Begley goes on to identify a specific Buddhist practice called shamatha of which the goals are to, “quiet the noise that bedevils the untrained mind, in which one’s focus darts from one sight or sound or thought to another like a hyperactive dragonfly, and replace it with attentional stability and clarity.” We don’t often think about how the things we do affect our brain, but we probably should. We can actually train our brain to operate more efficiently through mental exercise and consistently practicing productive habits.
This was not the first time I practiced some form of relaxation, meditation, or introspection, and it definitely won’t be the last. But, there was something that I did that will change the way I approach the practice in the future. In the past I would carry out these practices somewhat sporadically. If I found myself with some extra time and didn’t have to worry about where I was going, I would take time for meditation. By acting in this way the practice just became one more spurious activity I tried to fit into the day.
The small adjustment I’ve made as of late is to reserve blocks of time, even if they’re not so long, for silence and exercising my mind. I have found that less time on a regular schedule has been better than longer periods at random. By utilizing a schedule, I am making the practice more of a discipline and exercising my attention to detail in the same stroke.
Once I finished my stretch of silence I got up and took care of each of the things I’d thought of doing, with the exception of Facebook and ESPN.com. I laid down to sleep with my book light illuminating the pages of Kurt Vonnegut’s A Man Without a Country. The cicadas remained humming as loud as ever, but the sound was now more of a lullaby.
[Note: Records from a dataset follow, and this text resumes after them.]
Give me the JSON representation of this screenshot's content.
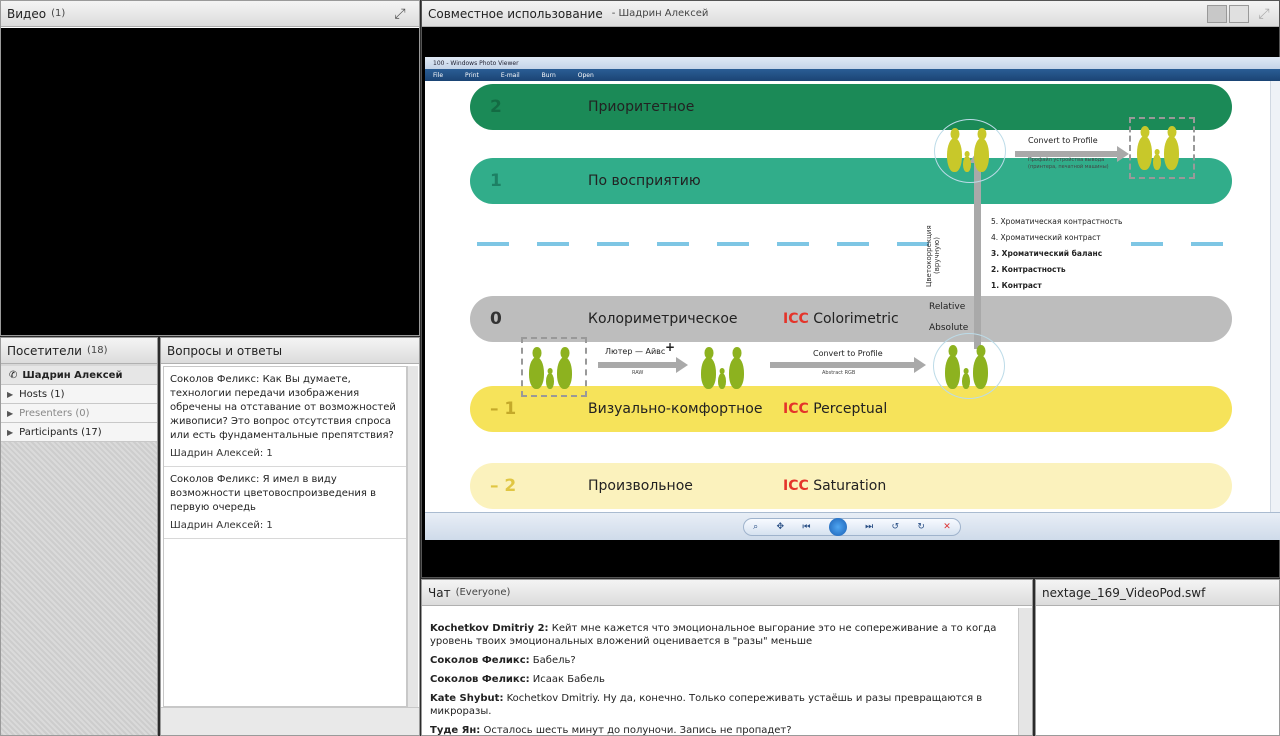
{
  "video": {
    "title": "Видео",
    "count": "(1)"
  },
  "share": {
    "title": "Совместное использование",
    "presenter": "- Шадрин Алексей"
  },
  "viewer": {
    "window_title": "100 - Windows Photo Viewer",
    "menu": [
      "File",
      "Print",
      "E-mail",
      "Burn",
      "Open"
    ]
  },
  "slide": {
    "bands": [
      {
        "num": "2",
        "label": "Приоритетное",
        "icc_prefix": "",
        "icc_text": ""
      },
      {
        "num": "1",
        "label": "По восприятию",
        "icc_prefix": "",
        "icc_text": ""
      },
      {
        "num": "0",
        "label": "Колориметрическое",
        "icc_prefix": "ICC",
        "icc_text": " Colorimetric"
      },
      {
        "num": "– 1",
        "label": "Визуально-комфортное",
        "icc_prefix": "ICC",
        "icc_text": " Perceptual"
      },
      {
        "num": "– 2",
        "label": "Произвольное",
        "icc_prefix": "ICC",
        "icc_text": " Saturation"
      }
    ],
    "convert_top": "Convert to Profile",
    "convert_top_sub": "Профайл устройства вывода (принтера, печатной машины)",
    "convert_mid": "Convert to Profile",
    "convert_mid_sub": "Abstract RGB",
    "luther": "Лютер — Айвс",
    "plus": "+",
    "raw": "RAW",
    "relative": "Relative",
    "absolute": "Absolute",
    "vertical_label": "Цветокоррекция (вручную)",
    "list": [
      "5. Хроматическая контрастность",
      "4. Хроматический контраст",
      "3. Хроматический баланс",
      "2. Контрастность",
      "1. Контраст"
    ]
  },
  "attendees": {
    "title": "Посетители",
    "count": "(18)",
    "me": "Шадрин Алексей",
    "groups": [
      "Hosts (1)",
      "Presenters (0)",
      "Participants (17)"
    ]
  },
  "qa": {
    "title": "Вопросы и ответы",
    "items": [
      {
        "q": "Соколов Феликс: Как Вы думаете, технологии передачи изображения обречены на отставание от возможностей живописи? Это вопрос отсутствия спроса или есть фундаментальные препятствия?",
        "a": "Шадрин Алексей: 1"
      },
      {
        "q": "Соколов Феликс: Я имел в виду возможности цветовоспроизведения в первую очередь",
        "a": "Шадрин Алексей: 1"
      }
    ]
  },
  "chat": {
    "title": "Чат",
    "scope": "(Everyone)",
    "messages": [
      {
        "author": "Kochetkov Dmitriy 2:",
        "text": " Кейт мне кажется что эмоциональное выгорание это не сопереживание а то когда уровень твоих эмоциональных вложений оценивается в \"разы\" меньше"
      },
      {
        "author": "Соколов Феликс:",
        "text": " Бабель?"
      },
      {
        "author": "Соколов Феликс:",
        "text": " Исаак Бабель"
      },
      {
        "author": "Kate Shybut:",
        "text": " Kochetkov Dmitriy. Ну да, конечно. Только сопереживать устаёшь и разы превращаются в микроразы."
      },
      {
        "author": "Туде Ян:",
        "text": " Осталось шесть минут до полуночи. Запись не пропадет?"
      }
    ]
  },
  "swf": {
    "title": "nextage_169_VideoPod.swf"
  }
}
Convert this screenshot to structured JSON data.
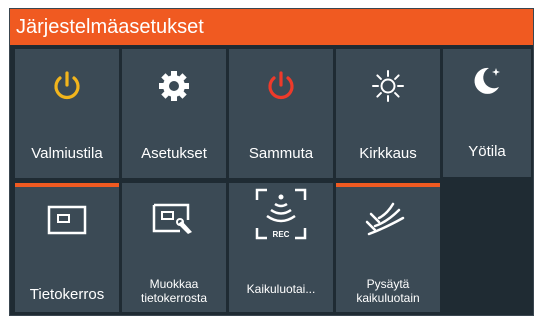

I finished the last quarter of the book, thanked Mr. Vonnegut for his efforts, and went to sleep. Same time tonight.